Task directions →
Return all lines from the entries below in which the word "icon" is present.

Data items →
════

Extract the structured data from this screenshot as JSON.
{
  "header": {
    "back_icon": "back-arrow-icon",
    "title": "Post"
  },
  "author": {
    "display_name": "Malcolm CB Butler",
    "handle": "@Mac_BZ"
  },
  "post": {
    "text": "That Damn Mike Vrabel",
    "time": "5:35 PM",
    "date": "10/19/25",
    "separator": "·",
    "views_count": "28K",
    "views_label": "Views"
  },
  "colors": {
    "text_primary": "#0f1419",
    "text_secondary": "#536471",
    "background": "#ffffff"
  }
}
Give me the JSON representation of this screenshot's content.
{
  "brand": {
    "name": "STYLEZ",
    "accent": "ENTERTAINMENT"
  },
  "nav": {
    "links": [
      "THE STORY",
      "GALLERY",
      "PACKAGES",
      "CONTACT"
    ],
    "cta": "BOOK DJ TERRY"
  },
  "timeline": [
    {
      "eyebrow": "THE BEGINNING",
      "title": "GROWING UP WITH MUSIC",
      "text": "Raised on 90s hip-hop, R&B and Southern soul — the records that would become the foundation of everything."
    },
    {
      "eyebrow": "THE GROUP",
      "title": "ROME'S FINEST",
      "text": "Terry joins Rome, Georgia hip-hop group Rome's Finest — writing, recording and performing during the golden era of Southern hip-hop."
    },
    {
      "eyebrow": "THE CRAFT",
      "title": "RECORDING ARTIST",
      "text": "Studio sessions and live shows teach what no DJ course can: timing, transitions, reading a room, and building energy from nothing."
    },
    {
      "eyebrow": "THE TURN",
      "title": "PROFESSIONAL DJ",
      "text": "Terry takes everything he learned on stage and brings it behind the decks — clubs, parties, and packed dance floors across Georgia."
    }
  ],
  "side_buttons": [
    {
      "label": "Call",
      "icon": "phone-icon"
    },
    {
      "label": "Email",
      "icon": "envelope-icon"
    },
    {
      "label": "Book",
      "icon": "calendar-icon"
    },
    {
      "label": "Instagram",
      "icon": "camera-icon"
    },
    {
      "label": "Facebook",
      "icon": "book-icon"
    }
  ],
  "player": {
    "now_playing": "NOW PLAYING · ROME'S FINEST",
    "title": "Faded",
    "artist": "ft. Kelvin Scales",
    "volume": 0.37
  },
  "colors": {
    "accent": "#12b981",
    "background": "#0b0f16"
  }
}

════

Written answer →
    "back_icon": "back-arrow-icon",
      "icon": "phone-icon"
      "icon": "envelope-icon"
      "icon": "calendar-icon"
      "icon": "camera-icon"
      "icon": "book-icon"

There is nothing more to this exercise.